Many taxpayers are wondering about the impact of the new IRS ruling on Roth IRA total annual contribution limits. According to a National Law Review report, on Oct. 21, the IRS ruling will create fewer limitations on after-tax contributions directly to Roth IRAs when a taxpayer retires, but the annual contribution limit will not increase in 2016.

The new rules make it easier to increase after-tax contributions

These recent changes on Roth IRAs are designed to increase their savings with after-tax contributions. The new IRS rules were established to make after-tax contribution conversions to Roth IRAs easier when taxpayers leave companies. This enables individuals to roll over their pre-tax contributions and earnings into a traditional IRA and convert after-tax contributions into separate Roth IRAs. In turn, the new rules allow the funds to grow free of tax and remain free of tax even on withdrawal.

Although ROTH contributions are made on an after-tax basis, neither the contributions nor the earnings are taxable income when distributed.

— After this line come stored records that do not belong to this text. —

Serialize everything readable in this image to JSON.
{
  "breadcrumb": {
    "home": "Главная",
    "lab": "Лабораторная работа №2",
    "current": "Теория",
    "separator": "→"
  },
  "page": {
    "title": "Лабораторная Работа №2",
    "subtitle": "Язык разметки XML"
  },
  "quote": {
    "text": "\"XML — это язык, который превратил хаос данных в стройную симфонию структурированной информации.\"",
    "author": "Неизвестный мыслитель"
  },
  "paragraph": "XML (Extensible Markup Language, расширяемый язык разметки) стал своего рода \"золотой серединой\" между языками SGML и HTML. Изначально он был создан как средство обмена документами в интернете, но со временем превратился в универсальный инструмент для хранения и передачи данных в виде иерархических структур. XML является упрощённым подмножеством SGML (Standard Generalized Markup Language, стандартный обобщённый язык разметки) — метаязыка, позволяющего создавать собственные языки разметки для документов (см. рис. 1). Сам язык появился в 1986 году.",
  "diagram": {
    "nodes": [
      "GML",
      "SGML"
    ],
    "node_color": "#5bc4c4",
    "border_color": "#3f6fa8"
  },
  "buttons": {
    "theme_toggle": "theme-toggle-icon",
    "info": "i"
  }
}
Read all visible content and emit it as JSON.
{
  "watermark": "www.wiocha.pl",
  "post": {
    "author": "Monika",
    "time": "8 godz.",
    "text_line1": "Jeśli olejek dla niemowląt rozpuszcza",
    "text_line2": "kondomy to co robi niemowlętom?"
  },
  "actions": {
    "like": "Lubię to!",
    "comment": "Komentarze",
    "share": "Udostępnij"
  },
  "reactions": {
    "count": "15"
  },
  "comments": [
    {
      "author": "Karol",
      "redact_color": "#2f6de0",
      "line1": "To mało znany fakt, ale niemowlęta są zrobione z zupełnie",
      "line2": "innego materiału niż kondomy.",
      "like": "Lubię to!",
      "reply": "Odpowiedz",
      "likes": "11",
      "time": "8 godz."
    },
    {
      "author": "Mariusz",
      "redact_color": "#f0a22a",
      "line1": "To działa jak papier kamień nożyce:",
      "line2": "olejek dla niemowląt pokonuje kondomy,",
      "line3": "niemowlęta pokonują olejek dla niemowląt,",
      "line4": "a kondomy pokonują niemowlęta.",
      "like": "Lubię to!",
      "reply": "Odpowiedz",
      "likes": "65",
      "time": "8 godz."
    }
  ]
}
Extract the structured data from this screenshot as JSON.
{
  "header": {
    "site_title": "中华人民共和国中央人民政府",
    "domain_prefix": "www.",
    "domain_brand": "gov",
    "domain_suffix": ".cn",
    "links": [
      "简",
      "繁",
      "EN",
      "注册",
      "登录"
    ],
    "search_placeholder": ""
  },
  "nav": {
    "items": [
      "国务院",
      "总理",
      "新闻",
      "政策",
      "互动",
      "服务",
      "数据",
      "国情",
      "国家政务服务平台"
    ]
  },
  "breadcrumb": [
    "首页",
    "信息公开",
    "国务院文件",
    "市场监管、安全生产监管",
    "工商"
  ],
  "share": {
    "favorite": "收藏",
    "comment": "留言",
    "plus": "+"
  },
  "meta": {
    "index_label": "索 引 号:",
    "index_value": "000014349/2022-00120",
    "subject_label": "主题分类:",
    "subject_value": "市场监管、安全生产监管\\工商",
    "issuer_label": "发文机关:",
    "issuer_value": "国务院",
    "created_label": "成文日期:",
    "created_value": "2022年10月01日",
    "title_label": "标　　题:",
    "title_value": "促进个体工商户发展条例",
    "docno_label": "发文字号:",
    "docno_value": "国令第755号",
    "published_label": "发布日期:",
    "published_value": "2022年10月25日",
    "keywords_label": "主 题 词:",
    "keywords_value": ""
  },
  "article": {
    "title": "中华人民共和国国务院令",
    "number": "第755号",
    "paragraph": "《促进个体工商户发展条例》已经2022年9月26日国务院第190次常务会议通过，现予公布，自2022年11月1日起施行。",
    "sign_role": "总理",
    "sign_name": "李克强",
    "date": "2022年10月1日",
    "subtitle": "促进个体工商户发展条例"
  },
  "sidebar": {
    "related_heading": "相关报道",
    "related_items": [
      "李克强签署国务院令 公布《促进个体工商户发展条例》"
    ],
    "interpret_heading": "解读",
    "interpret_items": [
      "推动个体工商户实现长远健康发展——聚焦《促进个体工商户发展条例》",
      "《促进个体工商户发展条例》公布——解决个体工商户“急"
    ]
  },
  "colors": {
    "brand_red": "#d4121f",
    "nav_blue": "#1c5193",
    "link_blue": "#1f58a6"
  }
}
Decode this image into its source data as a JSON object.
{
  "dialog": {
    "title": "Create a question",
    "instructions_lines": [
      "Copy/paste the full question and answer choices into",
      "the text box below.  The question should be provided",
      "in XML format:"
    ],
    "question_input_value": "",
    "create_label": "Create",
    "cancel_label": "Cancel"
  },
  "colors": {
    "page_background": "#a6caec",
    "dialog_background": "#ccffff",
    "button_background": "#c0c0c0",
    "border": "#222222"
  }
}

The law enacted in 2010, as amended in 2012, permit an in-plan rollover on non-Roth account balances.  Note that income tax may be due on the converted amount to the extend it is attributable to pre-tax elective deferrals and matching contributions or earnings on non-Roth after-tax contributions. The in-plan rollover will not be subject to an early distribution penalty if the funds remain in the plan for five years.

In planning for the retirement of executives, one must consider that $53,000 Defined Benefit Contribution limit may be used to create future tax free income via ROTH.

The limitations that remain unchanged

The 2016 dollar limitations for retirement plan contributions and various retirement items related to the annual cost-of-living adjustments will remain the same. According to an Accounting Web report, for most taxpayers, the pre-tax elective deferral contribution limit for 401(k), 403(b), most 457 plans and the federal government Thrift Saving Plan will remain up to $18,000 in 2016.

There are other key limitations that will remain unchanged in 2016. For instance, the annual catch-up contribution limit for taxpayers who are over 50 years of age will stay at $6,000. Further, the annual contribution limitations to an IRA will remain unchanged at $5,500.

Another factor that remained unchanged was that the tax deduction for traditional IRA contributions is eliminated for taxpayers who have modified adjusted gross incomes within a specific range.

A final aspect that will remain unchanged is that the adjusted gross income elimination range for a married taxpayer filing a separate return will remain up to $10,000 and any contributions to Roth IRAs will continue to not be subject to annual cost-of-living adjustments.

The overall significance for taxpayers

High net worth taxpayers who have exceeded the limitations of their various other saving options will stand to benefit from the new IRS rule changes. The significance of this new ruling for the ultra wealthy community is that they have the opportunity to increase their retirement savings as they near the end of their careers through "super-funding" options with a bucket of tax-free income.